“China is a serious partner. I don’t rule out that as soon as we agree the outlines of our lunar program with the Americans, it is our manned lunar program, the formation of a research station on Moon’s surface is likely to be carried out with our Chinese partners. They can be equal partners already in the coming years,” he told Russia’s TV Channel One.

  • newpapyrus

    No logical reason for any international participation in America’s lunar program except for charging foreign agencies $150 million for each foreign astronaut that participates in an American mission to NRHO or to the lunar surface. Just $150 million for a foreign astronaut to go to the lunar surface and to return home with perhaps 10 kilograms of lunar rocks would be an absolute bargain!

    Marcel

  • Smokey_the_Bear

    A lunar gateway is dumb, NASA should be establishing a lunar base, and stop sticking tin cans together in space and calling it a leap forward.

  • Terry Stetler

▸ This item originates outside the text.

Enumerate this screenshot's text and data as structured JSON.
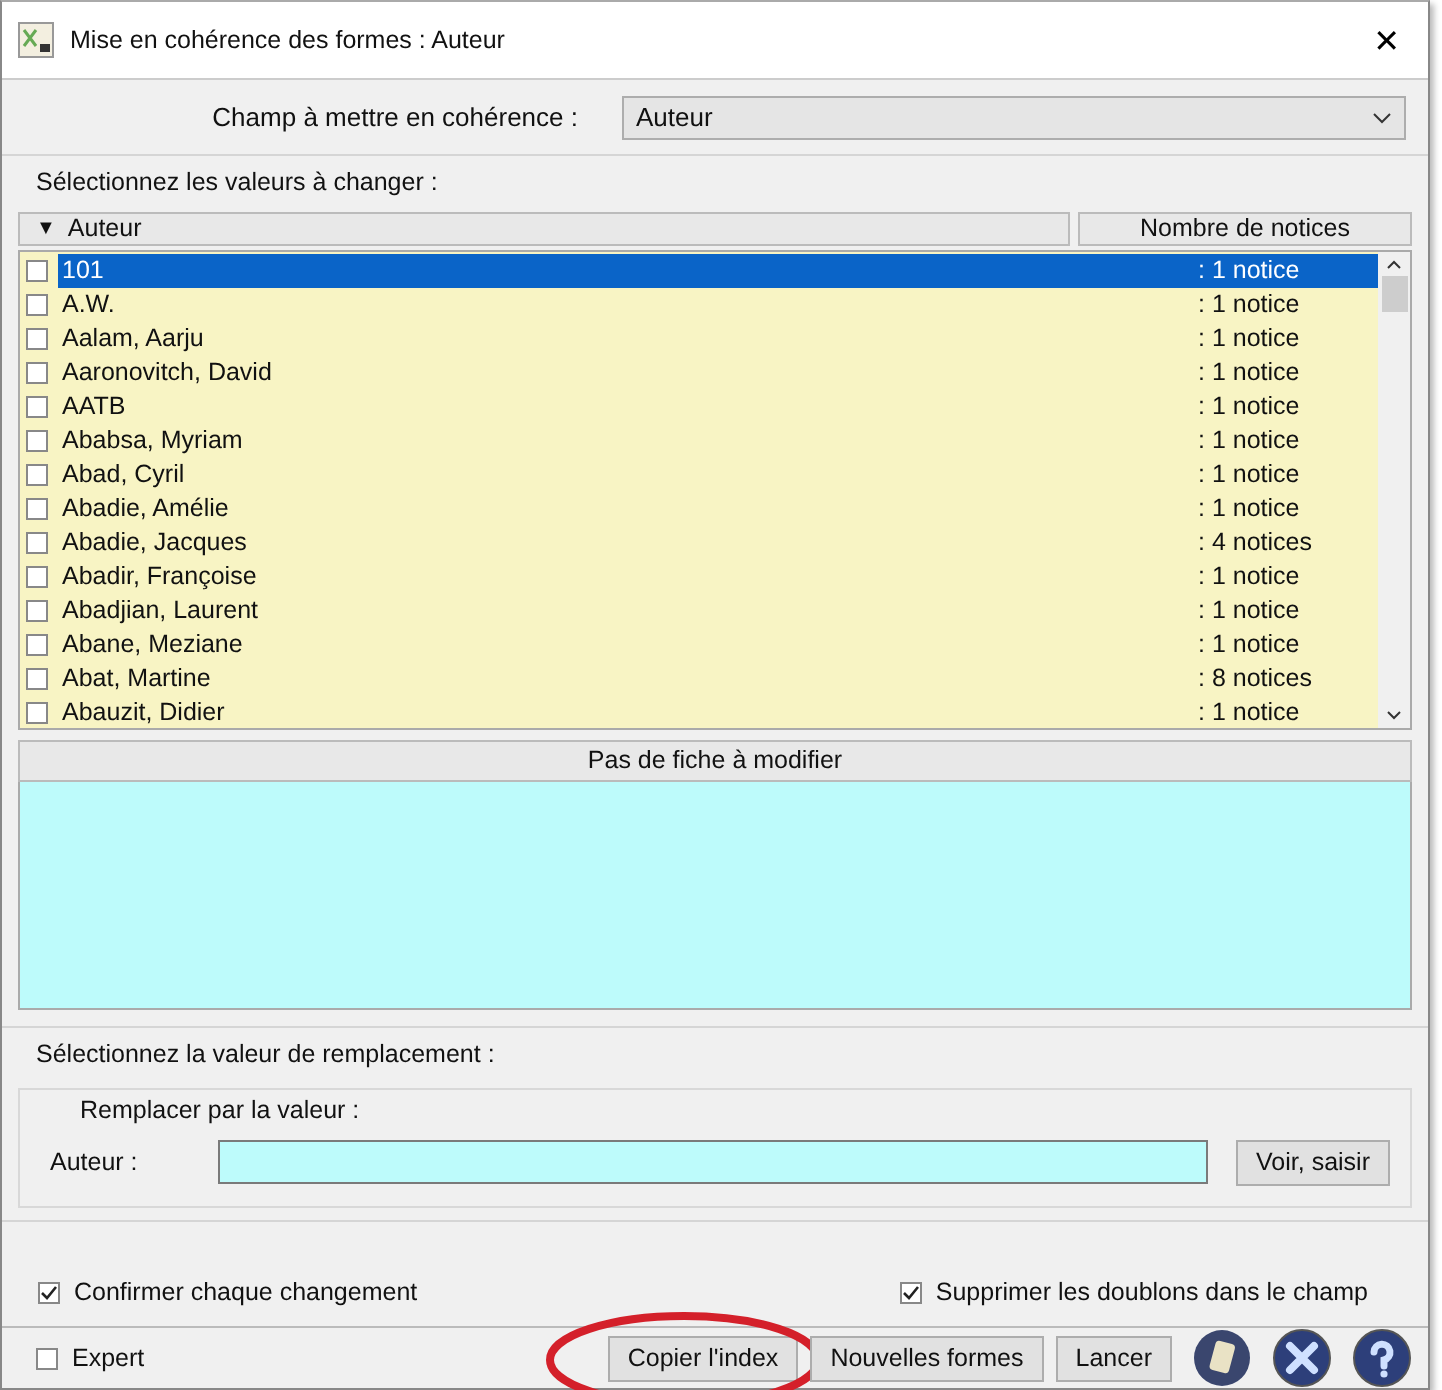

    They have a choice: Lockheeds lander with 4 ugly bags of mostly water + 1 tonne of cargo, or BFS – which could serve as the initial base until permanent structures are built from the contents of the cargo bay and 12 cargo bins (88 cubic meters in total) in its aft section. Once Blue Origin arrives, SpaceX can haul the big cargo, and Blue Origin can set up a Whole Foods & restaurant for weekend keggers.

  • Robert G. Oler

    There is nothing Russia brings to the table…

  • windbourne

    What?
    BO will take a fraction of what BFR is taking to the lunar surface.

    And it makes little sense to use BFS as lunar living quarters. Far better to send multiple BFS cargo ships first ( testing ) with 50-100 tonnes each, and have an established safe quarters already on the moon when ppl go.

  • windbourne

    Actually, they do. Russia has kept America alive in space and overall been a good partner for 20+ years.
    We really need to have ISS partners go to the moon.

  • duheagle

    Yes, especially money. And that being the case, I thought it was damned white of the Russkie to offer China the chance to be an equal partner.

  • duheagle

    I’m all in favor of doing things in future, on the Moon and elsewhere, with our other ISS partners, but not with Russia. Rewarding bad behavior just gets you more bad behavior.

  • therealdmt

    Disagreeableness. Also, conspiracy theories.

    Demands. Russian language requirements

    That’s not nothing

    😉

  • ThomasLMatula

    No, actually, the Russians as partners in the ISS enabled the mess in space flight we have today.

    If the Soyuz wasn’t available NASA would have just kept flying the Shuttle to the ISS. The accident that impacted the Shuttle Columbia was a random event and the probably of it happening on the next flight was no higher than in any of the earlier flights. But the presence of the Soyuz as an option gave NASA the option to ground the Shuttle for months, and NASA being risk adverse did so. The availability of the Soyuz also allowed NASA the option to retire the Shuttle early with no replacement. If the Soyuz had not been available as an option NASA would have gone forward with the OSP Program, and the CST-100 that Boeing is planning to fly soon would have been flying a decade earlier.

    So no, we don’t need partners to go to the Moon. But in reality we already have ESA as they are building the service module for the Orion.

  • windbourne

    If soyuz had not been available, then ISS would have come down after Columbia.
    We lost Skylab for that reason.

  • duheagle

    We lost Skylab because it had been damaged on deployment, was only marginally useful after some heroic jury-rigging by its first crew and because nobody wanted to continue paying the high cost of the expendable vehicles that were the only way to get there and back.

    We did not lose Skylab because astronauts were killed on the way back from it.